Knockoff: An Emerging Trend in The Ghanaian Fashion Industry: A Case of Greater Accra Metropolis (Published)

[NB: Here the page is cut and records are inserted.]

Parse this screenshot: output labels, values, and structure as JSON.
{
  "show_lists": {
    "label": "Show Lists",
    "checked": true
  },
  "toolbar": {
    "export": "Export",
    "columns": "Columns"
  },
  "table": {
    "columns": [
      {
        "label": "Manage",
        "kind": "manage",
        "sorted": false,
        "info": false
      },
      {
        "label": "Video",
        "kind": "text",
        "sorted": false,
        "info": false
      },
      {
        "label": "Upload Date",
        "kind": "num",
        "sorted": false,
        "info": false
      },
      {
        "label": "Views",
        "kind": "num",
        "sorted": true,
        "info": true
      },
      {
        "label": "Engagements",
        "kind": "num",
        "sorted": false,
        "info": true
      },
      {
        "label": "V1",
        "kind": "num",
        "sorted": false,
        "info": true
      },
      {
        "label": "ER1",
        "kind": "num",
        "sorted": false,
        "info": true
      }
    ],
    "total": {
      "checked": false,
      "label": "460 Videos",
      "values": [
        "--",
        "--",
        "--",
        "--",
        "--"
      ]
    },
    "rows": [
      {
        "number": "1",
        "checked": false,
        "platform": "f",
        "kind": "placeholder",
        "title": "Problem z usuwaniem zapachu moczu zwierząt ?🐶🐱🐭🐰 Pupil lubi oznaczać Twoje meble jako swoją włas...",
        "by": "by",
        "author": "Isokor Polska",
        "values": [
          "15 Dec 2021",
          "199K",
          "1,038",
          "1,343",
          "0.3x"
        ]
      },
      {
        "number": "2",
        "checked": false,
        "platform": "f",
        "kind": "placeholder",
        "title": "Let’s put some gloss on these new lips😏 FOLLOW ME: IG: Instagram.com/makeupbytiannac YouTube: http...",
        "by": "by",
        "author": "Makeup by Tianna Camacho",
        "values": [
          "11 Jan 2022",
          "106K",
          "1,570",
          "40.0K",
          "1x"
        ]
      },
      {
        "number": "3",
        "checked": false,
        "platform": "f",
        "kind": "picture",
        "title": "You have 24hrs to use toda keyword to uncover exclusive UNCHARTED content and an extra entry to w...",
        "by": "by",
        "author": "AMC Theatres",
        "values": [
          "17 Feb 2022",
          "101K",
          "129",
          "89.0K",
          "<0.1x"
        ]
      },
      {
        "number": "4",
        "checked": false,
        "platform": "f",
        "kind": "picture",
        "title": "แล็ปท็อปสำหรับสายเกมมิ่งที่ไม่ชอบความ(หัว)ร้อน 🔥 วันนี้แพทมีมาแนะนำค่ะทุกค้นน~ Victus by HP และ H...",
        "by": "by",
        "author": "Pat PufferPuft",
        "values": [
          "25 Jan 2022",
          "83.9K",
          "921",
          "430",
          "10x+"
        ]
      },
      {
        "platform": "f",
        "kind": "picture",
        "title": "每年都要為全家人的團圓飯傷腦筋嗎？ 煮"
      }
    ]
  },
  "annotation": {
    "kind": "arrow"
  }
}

The goal of the study was to better understand the new fashion trend in Ghana, its difficulties, and the future of a few large-scale fashion industries there, particularly in the Greater Accra Metropolis, as well as the implications for fashion education. It also aimed to suggest potential solutions to the many problems that come with competition from foreign fashion industries. Industry associations and legal academic communities continue to dispute whether original fashion designs should be legally protected from copycats. There is disagreement even over the basic issue of whether a copycat’s impacts on the profitability of an original design are good or bad. For this study, the researchers used both quantitative research strategy and a descriptive research design. 20 respondents were chosen at random by the researchers utilizing judgment and purposive selection methods. The respondents’ quantitative data were gathered using a semi-structured questionnaire. Pie charts, bar charts, and the Statistical Package for the Social Sciences (SPSS) were used to examine the results of the questionnaires. The results showed that generating your design is expensive and time-consuming when you develop your own. Once more, the study showed that it was simpler to produce knockoffs than one’s designs, which explains why fashion designers are more likely to imitate than to create original designs. Furthermore, it was discovered that counterfeit goods sell off more quickly than original designs. Based on the research’s conclusions, the study recommended that fashion designers be given stronger intellectual property protection to deter copying of their labour-intensive creations, that industry stakeholders enforce intellectual property protection to stop piracy, and that legislators take into account how increased piracy protection will affect society as a whole, examining the socioeconomic aspects of the fashion business is necessary since stronger IP protection could result in a downward trend. The study’s conclusions and suggestions would help to lessen the multiple difficulties foreign fashion businesses presented to Ghanaian fashion designers.